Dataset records
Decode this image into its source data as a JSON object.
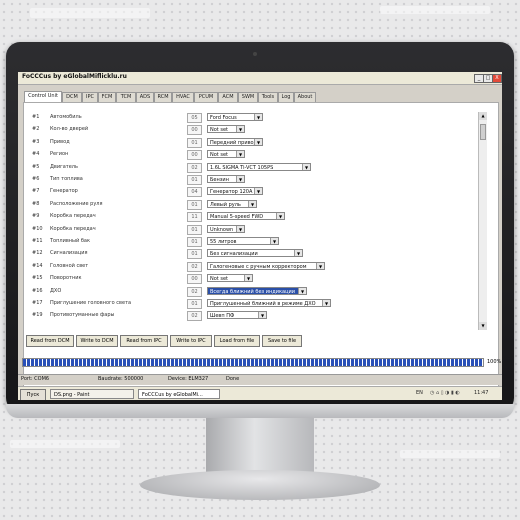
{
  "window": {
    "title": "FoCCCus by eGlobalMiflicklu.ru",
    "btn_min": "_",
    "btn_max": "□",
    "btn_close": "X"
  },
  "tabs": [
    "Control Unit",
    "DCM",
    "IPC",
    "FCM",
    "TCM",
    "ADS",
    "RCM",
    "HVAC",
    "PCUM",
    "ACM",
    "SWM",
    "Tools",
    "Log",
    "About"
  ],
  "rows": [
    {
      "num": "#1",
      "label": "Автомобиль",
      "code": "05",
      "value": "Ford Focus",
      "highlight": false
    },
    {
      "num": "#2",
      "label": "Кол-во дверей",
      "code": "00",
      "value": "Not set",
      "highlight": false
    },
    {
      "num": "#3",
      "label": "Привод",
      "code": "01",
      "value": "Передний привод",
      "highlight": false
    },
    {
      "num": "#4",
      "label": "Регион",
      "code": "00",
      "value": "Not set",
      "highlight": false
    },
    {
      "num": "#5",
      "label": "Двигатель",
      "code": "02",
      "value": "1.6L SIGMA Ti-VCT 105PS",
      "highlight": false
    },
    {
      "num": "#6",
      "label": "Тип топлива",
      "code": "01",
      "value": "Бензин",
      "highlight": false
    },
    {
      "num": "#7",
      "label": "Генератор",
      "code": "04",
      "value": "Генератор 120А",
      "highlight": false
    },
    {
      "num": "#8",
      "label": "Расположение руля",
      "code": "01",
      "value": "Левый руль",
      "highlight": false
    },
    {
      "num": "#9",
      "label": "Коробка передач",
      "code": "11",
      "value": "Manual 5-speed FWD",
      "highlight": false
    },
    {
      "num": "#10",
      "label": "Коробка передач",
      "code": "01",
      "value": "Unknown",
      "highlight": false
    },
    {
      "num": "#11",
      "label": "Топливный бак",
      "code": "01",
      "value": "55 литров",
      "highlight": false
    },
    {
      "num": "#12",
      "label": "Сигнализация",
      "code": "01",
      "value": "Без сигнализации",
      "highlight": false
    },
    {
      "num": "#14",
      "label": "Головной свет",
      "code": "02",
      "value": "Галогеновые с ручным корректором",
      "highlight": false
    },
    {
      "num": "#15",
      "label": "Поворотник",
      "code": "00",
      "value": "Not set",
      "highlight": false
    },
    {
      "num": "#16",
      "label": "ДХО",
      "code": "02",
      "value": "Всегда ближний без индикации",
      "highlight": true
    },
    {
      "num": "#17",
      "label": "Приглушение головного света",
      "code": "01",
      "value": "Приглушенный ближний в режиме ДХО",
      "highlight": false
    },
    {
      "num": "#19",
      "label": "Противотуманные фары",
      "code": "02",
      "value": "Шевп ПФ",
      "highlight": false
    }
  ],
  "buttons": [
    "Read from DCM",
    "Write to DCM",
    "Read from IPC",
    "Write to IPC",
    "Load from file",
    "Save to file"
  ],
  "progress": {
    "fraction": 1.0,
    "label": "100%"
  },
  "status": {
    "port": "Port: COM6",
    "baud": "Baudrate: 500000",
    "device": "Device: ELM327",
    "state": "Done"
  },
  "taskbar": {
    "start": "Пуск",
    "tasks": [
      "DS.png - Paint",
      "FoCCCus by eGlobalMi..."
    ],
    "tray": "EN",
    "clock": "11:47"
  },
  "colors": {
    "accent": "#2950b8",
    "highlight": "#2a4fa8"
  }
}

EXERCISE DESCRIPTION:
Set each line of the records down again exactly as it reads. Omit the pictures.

EXPECTED ANSWER:
Decode this image into its source data as a JSON object.
{
  "window": {
    "title": "FoCCCus by eGlobalMiflicklu.ru",
    "btn_min": "_",
    "btn_max": "□",
    "btn_close": "X"
  },
  "tabs": [
    "Control Unit",
    "DCM",
    "IPC",
    "FCM",
    "TCM",
    "ADS",
    "RCM",
    "HVAC",
    "PCUM",
    "ACM",
    "SWM",
    "Tools",
    "Log",
    "About"
  ],
  "rows": [
    {
      "num": "#1",
      "label": "Автомобиль",
      "code": "05",
      "value": "Ford Focus",
      "highlight": false
    },
    {
      "num": "#2",
      "label": "Кол-во дверей",
      "code": "00",
      "value": "Not set",
      "highlight": false
    },
    {
      "num": "#3",
      "label": "Привод",
      "code": "01",
      "value": "Передний привод",
      "highlight": false
    },
    {
      "num": "#4",
      "label": "Регион",
      "code": "00",
      "value": "Not set",
      "highlight": false
    },
    {
      "num": "#5",
      "label": "Двигатель",
      "code": "02",
      "value": "1.6L SIGMA Ti-VCT 105PS",
      "highlight": false
    },
    {
      "num": "#6",
      "label": "Тип топлива",
      "code": "01",
      "value": "Бензин",
      "highlight": false
    },
    {
      "num": "#7",
      "label": "Генератор",
      "code": "04",
      "value": "Генератор 120А",
      "highlight": false
    },
    {
      "num": "#8",
      "label": "Расположение руля",
      "code": "01",
      "value": "Левый руль",
      "highlight": false
    },
    {
      "num": "#9",
      "label": "Коробка передач",
      "code": "11",
      "value": "Manual 5-speed FWD",
      "highlight": false
    },
    {
      "num": "#10",
      "label": "Коробка передач",
      "code": "01",
      "value": "Unknown",
      "highlight": false
    },
    {
      "num": "#11",
      "label": "Топливный бак",
      "code": "01",
      "value": "55 литров",
      "highlight": false
    },
    {
      "num": "#12",
      "label": "Сигнализация",
      "code": "01",
      "value": "Без сигнализации",
      "highlight": false
    },
    {
      "num": "#14",
      "label": "Головной свет",
      "code": "02",
      "value": "Галогеновые с ручным корректором",
      "highlight": false
    },
    {
      "num": "#15",
      "label": "Поворотник",
      "code": "00",
      "value": "Not set",
      "highlight": false
    },
    {
      "num": "#16",
      "label": "ДХО",
      "code": "02",
      "value": "Всегда ближний без индикации",
      "highlight": true
    },
    {
      "num": "#17",
      "label": "Приглушение головного света",
      "code": "01",
      "value": "Приглушенный ближний в режиме ДХО",
      "highlight": false
    },
    {
      "num": "#19",
      "label": "Противотуманные фары",
      "code": "02",
      "value": "Шевп ПФ",
      "highlight": false
    }
  ],
  "buttons": [
    "Read from DCM",
    "Write to DCM",
    "Read from IPC",
    "Write to IPC",
    "Load from file",
    "Save to file"
  ],
  "progress": {
    "fraction": 1.0,
    "label": "100%"
  },
  "status": {
    "port": "Port: COM6",
    "baud": "Baudrate: 500000",
    "device": "Device: ELM327",
    "state": "Done"
  },
  "taskbar": {
    "start": "Пуск",
    "tasks": [
      "DS.png - Paint",
      "FoCCCus by eGlobalMi..."
    ],
    "tray": "EN",
    "clock": "11:47"
  },
  "colors": {
    "accent": "#2950b8",
    "highlight": "#2a4fa8"
  }
}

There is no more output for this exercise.